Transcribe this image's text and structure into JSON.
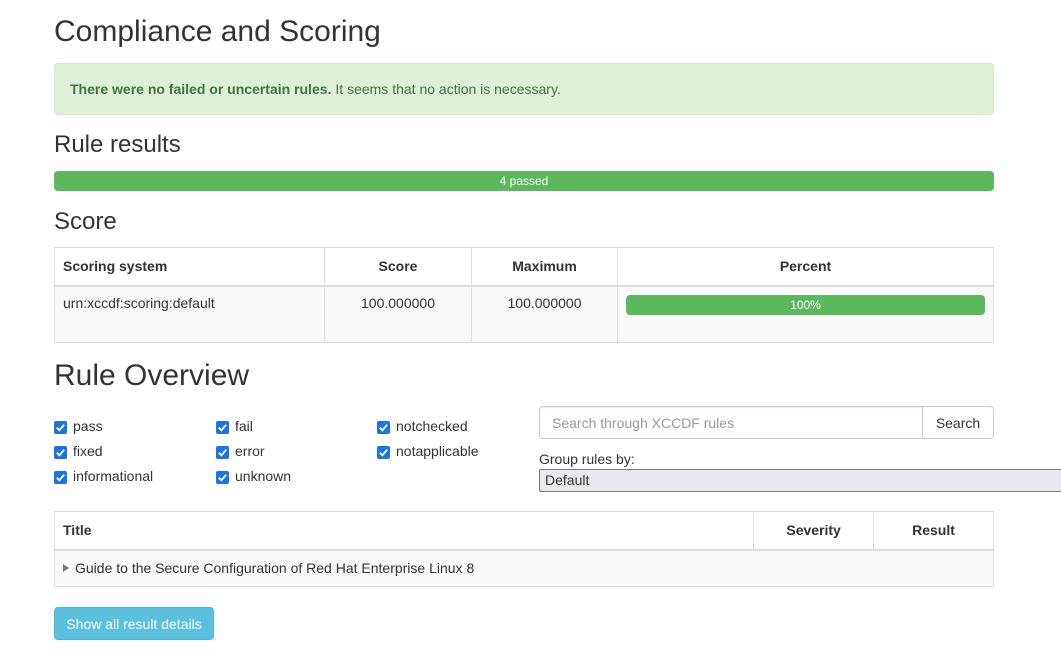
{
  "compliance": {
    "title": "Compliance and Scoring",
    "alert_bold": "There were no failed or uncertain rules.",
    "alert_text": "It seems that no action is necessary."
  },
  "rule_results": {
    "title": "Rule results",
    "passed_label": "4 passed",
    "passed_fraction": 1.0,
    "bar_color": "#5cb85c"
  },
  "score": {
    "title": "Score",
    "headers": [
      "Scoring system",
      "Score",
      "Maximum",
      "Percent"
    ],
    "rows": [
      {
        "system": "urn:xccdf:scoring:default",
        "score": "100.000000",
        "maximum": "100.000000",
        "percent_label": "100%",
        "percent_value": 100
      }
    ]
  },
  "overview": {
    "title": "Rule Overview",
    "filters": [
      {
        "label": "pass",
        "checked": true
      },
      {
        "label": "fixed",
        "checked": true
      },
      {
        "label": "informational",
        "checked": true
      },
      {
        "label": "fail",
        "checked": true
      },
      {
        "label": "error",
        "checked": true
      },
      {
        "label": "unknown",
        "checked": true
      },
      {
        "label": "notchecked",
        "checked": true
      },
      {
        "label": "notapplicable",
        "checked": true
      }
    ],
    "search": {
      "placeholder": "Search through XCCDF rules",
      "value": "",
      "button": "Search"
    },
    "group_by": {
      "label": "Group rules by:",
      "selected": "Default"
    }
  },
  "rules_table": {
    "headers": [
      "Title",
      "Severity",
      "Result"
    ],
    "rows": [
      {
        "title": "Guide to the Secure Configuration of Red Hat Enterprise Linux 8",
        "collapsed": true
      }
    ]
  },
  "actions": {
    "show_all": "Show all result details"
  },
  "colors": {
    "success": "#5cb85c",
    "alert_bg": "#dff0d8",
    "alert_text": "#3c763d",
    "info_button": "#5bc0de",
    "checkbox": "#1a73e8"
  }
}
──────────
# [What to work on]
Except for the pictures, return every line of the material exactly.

# [Expected output]
Transcribe this image's text and structure into JSON.
{
  "compliance": {
    "title": "Compliance and Scoring",
    "alert_bold": "There were no failed or uncertain rules.",
    "alert_text": "It seems that no action is necessary."
  },
  "rule_results": {
    "title": "Rule results",
    "passed_label": "4 passed",
    "passed_fraction": 1.0,
    "bar_color": "#5cb85c"
  },
  "score": {
    "title": "Score",
    "headers": [
      "Scoring system",
      "Score",
      "Maximum",
      "Percent"
    ],
    "rows": [
      {
        "system": "urn:xccdf:scoring:default",
        "score": "100.000000",
        "maximum": "100.000000",
        "percent_label": "100%",
        "percent_value": 100
      }
    ]
  },
  "overview": {
    "title": "Rule Overview",
    "filters": [
      {
        "label": "pass",
        "checked": true
      },
      {
        "label": "fixed",
        "checked": true
      },
      {
        "label": "informational",
        "checked": true
      },
      {
        "label": "fail",
        "checked": true
      },
      {
        "label": "error",
        "checked": true
      },
      {
        "label": "unknown",
        "checked": true
      },
      {
        "label": "notchecked",
        "checked": true
      },
      {
        "label": "notapplicable",
        "checked": true
      }
    ],
    "search": {
      "placeholder": "Search through XCCDF rules",
      "value": "",
      "button": "Search"
    },
    "group_by": {
      "label": "Group rules by:",
      "selected": "Default"
    }
  },
  "rules_table": {
    "headers": [
      "Title",
      "Severity",
      "Result"
    ],
    "rows": [
      {
        "title": "Guide to the Secure Configuration of Red Hat Enterprise Linux 8",
        "collapsed": true
      }
    ]
  },
  "actions": {
    "show_all": "Show all result details"
  },
  "colors": {
    "success": "#5cb85c",
    "alert_bg": "#dff0d8",
    "alert_text": "#3c763d",
    "info_button": "#5bc0de",
    "checkbox": "#1a73e8"
  }
}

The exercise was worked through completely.